REQUIREMENT -> Without any of the pictures, print every record below exactly.

====== EXTRACTED DATA ======

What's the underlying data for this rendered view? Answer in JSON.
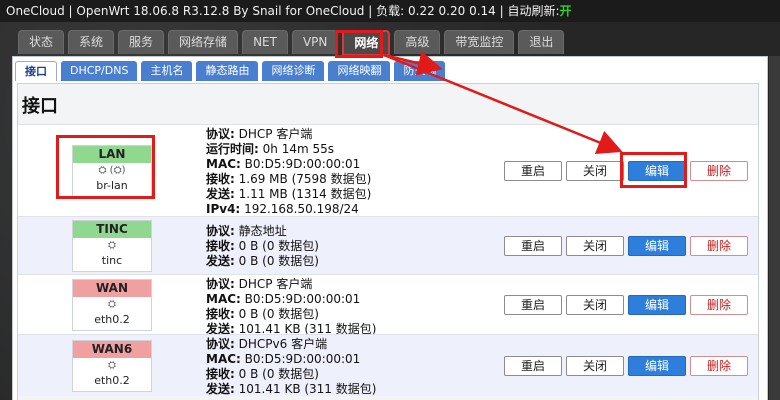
{
  "topbar": {
    "host": "OneCloud",
    "firmware": "OpenWrt 18.06.8 R3.12.8 By Snail for OneCloud",
    "load_label": "负载:",
    "load_values": "0.22 0.20 0.14",
    "autorefresh_label": "自动刷新:",
    "autorefresh_state": "开",
    "separator": "|"
  },
  "main_tabs": [
    {
      "label": "状态"
    },
    {
      "label": "系统"
    },
    {
      "label": "服务"
    },
    {
      "label": "网络存储"
    },
    {
      "label": "NET"
    },
    {
      "label": "VPN"
    },
    {
      "label": "网络",
      "active": true
    },
    {
      "label": "高级"
    },
    {
      "label": "带宽监控"
    },
    {
      "label": "退出"
    }
  ],
  "sub_tabs": [
    {
      "label": "接口",
      "active": true
    },
    {
      "label": "DHCP/DNS"
    },
    {
      "label": "主机名"
    },
    {
      "label": "静态路由"
    },
    {
      "label": "网络诊断"
    },
    {
      "label": "网络映翻"
    },
    {
      "label": "防火墙"
    }
  ],
  "page_title": "接口",
  "buttons": {
    "restart": "重启",
    "stop": "关闭",
    "edit": "编辑",
    "delete": "删除"
  },
  "interfaces": [
    {
      "name": "LAN",
      "color": "green",
      "icons": "⛭ (⛭)",
      "device": "br-lan",
      "info": [
        {
          "k": "协议:",
          "v": "DHCP 客户端"
        },
        {
          "k": "运行时间:",
          "v": "0h 14m 55s"
        },
        {
          "k": "MAC:",
          "v": "B0:D5:9D:00:00:01"
        },
        {
          "k": "接收:",
          "v": "1.69 MB (7598 数据包)"
        },
        {
          "k": "发送:",
          "v": "1.11 MB (1314 数据包)"
        },
        {
          "k": "IPv4:",
          "v": "192.168.50.198/24"
        }
      ]
    },
    {
      "name": "TINC",
      "color": "green",
      "icons": "⛭",
      "device": "tinc",
      "info": [
        {
          "k": "协议:",
          "v": "静态地址"
        },
        {
          "k": "接收:",
          "v": "0 B (0 数据包)"
        },
        {
          "k": "发送:",
          "v": "0 B (0 数据包)"
        }
      ]
    },
    {
      "name": "WAN",
      "color": "red",
      "icons": "⛭",
      "device": "eth0.2",
      "info": [
        {
          "k": "协议:",
          "v": "DHCP 客户端"
        },
        {
          "k": "MAC:",
          "v": "B0:D5:9D:00:00:01"
        },
        {
          "k": "接收:",
          "v": "0 B (0 数据包)"
        },
        {
          "k": "发送:",
          "v": "101.41 KB (311 数据包)"
        }
      ]
    },
    {
      "name": "WAN6",
      "color": "red",
      "icons": "⛭",
      "device": "eth0.2",
      "info": [
        {
          "k": "协议:",
          "v": "DHCPv6 客户端"
        },
        {
          "k": "MAC:",
          "v": "B0:D5:9D:00:00:01"
        },
        {
          "k": "接收:",
          "v": "0 B (0 数据包)"
        },
        {
          "k": "发送:",
          "v": "101.41 KB (311 数据包)"
        }
      ]
    }
  ],
  "colors": {
    "highlight": "#e11a1a",
    "edit_button": "#2e7fdc",
    "subnav": "#4a7fd0"
  }
}
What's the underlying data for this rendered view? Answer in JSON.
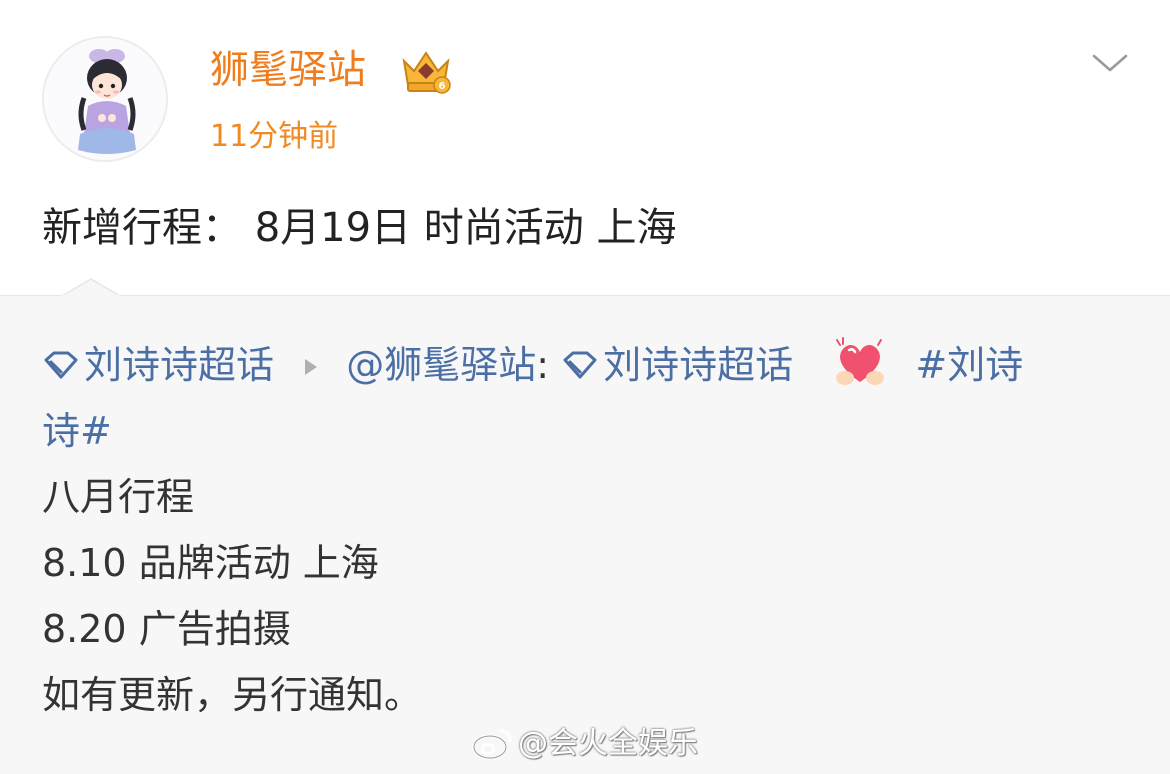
{
  "post": {
    "username": "狮髦驿站",
    "time": "11分钟前",
    "content": "新增行程：  8月19日 时尚活动 上海"
  },
  "repost": {
    "topic_link": "刘诗诗超话",
    "mention": "@狮髦驿站",
    "colon": ":",
    "topic_link_2": "刘诗诗超话",
    "hashtag_part1": "#刘诗",
    "hashtag_part2": "诗#",
    "lines": [
      "八月行程",
      "8.10 品牌活动 上海",
      "8.20 广告拍摄",
      "如有更新，另行通知。"
    ]
  },
  "watermark": "@会火全娱乐",
  "icons": {
    "badge": "crown-badge-icon",
    "menu": "chevron-down-icon",
    "topic": "diamond-icon",
    "separator": "triangle-right-icon",
    "emoji": "heart-hands-icon",
    "brand": "weibo-icon"
  },
  "colors": {
    "username": "#f07c1c",
    "link": "#4b6fa4",
    "repost_bg": "#f7f7f7"
  }
}
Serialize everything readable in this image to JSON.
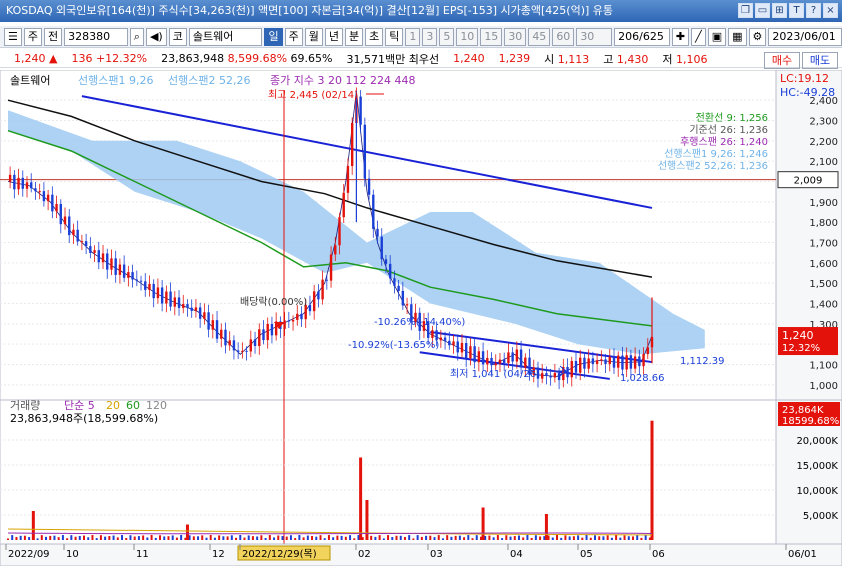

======

REPLY TO THE EXERCISE ->
What's the underlying data for this rendered view? Answer in JSON.
{
  "topbar": {
    "host": "OneCloud",
    "firmware": "OpenWrt 18.06.8 R3.12.8 By Snail for OneCloud",
    "load_label": "负载:",
    "load_values": "0.22 0.20 0.14",
    "autorefresh_label": "自动刷新:",
    "autorefresh_state": "开",
    "separator": "|"
  },
  "main_tabs": [
    {
      "label": "状态"
    },
    {
      "label": "系统"
    },
    {
      "label": "服务"
    },
    {
      "label": "网络存储"
    },
    {
      "label": "NET"
    },
    {
      "label": "VPN"
    },
    {
      "label": "网络",
      "active": true
    },
    {
      "label": "高级"
    },
    {
      "label": "带宽监控"
    },
    {
      "label": "退出"
    }
  ],
  "sub_tabs": [
    {
      "label": "接口",
      "active": true
    },
    {
      "label": "DHCP/DNS"
    },
    {
      "label": "主机名"
    },
    {
      "label": "静态路由"
    },
    {
      "label": "网络诊断"
    },
    {
      "label": "网络映翻"
    },
    {
      "label": "防火墙"
    }
  ],
  "page_title": "接口",
  "buttons": {
    "restart": "重启",
    "stop": "关闭",
    "edit": "编辑",
    "delete": "删除"
  },
  "interfaces": [
    {
      "name": "LAN",
      "color": "green",
      "icons": "⛭ (⛭)",
      "device": "br-lan",
      "info": [
        {
          "k": "协议:",
          "v": "DHCP 客户端"
        },
        {
          "k": "运行时间:",
          "v": "0h 14m 55s"
        },
        {
          "k": "MAC:",
          "v": "B0:D5:9D:00:00:01"
        },
        {
          "k": "接收:",
          "v": "1.69 MB (7598 数据包)"
        },
        {
          "k": "发送:",
          "v": "1.11 MB (1314 数据包)"
        },
        {
          "k": "IPv4:",
          "v": "192.168.50.198/24"
        }
      ]
    },
    {
      "name": "TINC",
      "color": "green",
      "icons": "⛭",
      "device": "tinc",
      "info": [
        {
          "k": "协议:",
          "v": "静态地址"
        },
        {
          "k": "接收:",
          "v": "0 B (0 数据包)"
        },
        {
          "k": "发送:",
          "v": "0 B (0 数据包)"
        }
      ]
    },
    {
      "name": "WAN",
      "color": "red",
      "icons": "⛭",
      "device": "eth0.2",
      "info": [
        {
          "k": "协议:",
          "v": "DHCP 客户端"
        },
        {
          "k": "MAC:",
          "v": "B0:D5:9D:00:00:01"
        },
        {
          "k": "接收:",
          "v": "0 B (0 数据包)"
        },
        {
          "k": "发送:",
          "v": "101.41 KB (311 数据包)"
        }
      ]
    },
    {
      "name": "WAN6",
      "color": "red",
      "icons": "⛭",
      "device": "eth0.2",
      "info": [
        {
          "k": "协议:",
          "v": "DHCPv6 客户端"
        },
        {
          "k": "MAC:",
          "v": "B0:D5:9D:00:00:01"
        },
        {
          "k": "接收:",
          "v": "0 B (0 数据包)"
        },
        {
          "k": "发送:",
          "v": "101.41 KB (311 数据包)"
        }
      ]
    }
  ],
  "colors": {
    "highlight": "#e11a1a",
    "edit_button": "#2e7fdc",
    "subnav": "#4a7fd0"
  }
}
What's the underlying data for this rendered view? Answer in JSON.
{
  "post": {
    "username": "狮髦驿站",
    "time": "11分钟前",
    "content": "新增行程：  8月19日 时尚活动 上海"
  },
  "repost": {
    "topic_link": "刘诗诗超话",
    "mention": "@狮髦驿站",
    "colon": ":",
    "topic_link_2": "刘诗诗超话",
    "hashtag_part1": "#刘诗",
    "hashtag_part2": "诗#",
    "lines": [
      "八月行程",
      "8.10 品牌活动 上海",
      "8.20 广告拍摄",
      "如有更新，另行通知。"
    ]
  },
  "watermark": "@会火全娱乐",
  "icons": {
    "badge": "crown-badge-icon",
    "menu": "chevron-down-icon",
    "topic": "diamond-icon",
    "separator": "triangle-right-icon",
    "emoji": "heart-hands-icon",
    "brand": "weibo-icon"
  },
  "colors": {
    "username": "#f07c1c",
    "link": "#4b6fa4",
    "repost_bg": "#f7f7f7"
  }
}
Serialize everything readable in this image to JSON.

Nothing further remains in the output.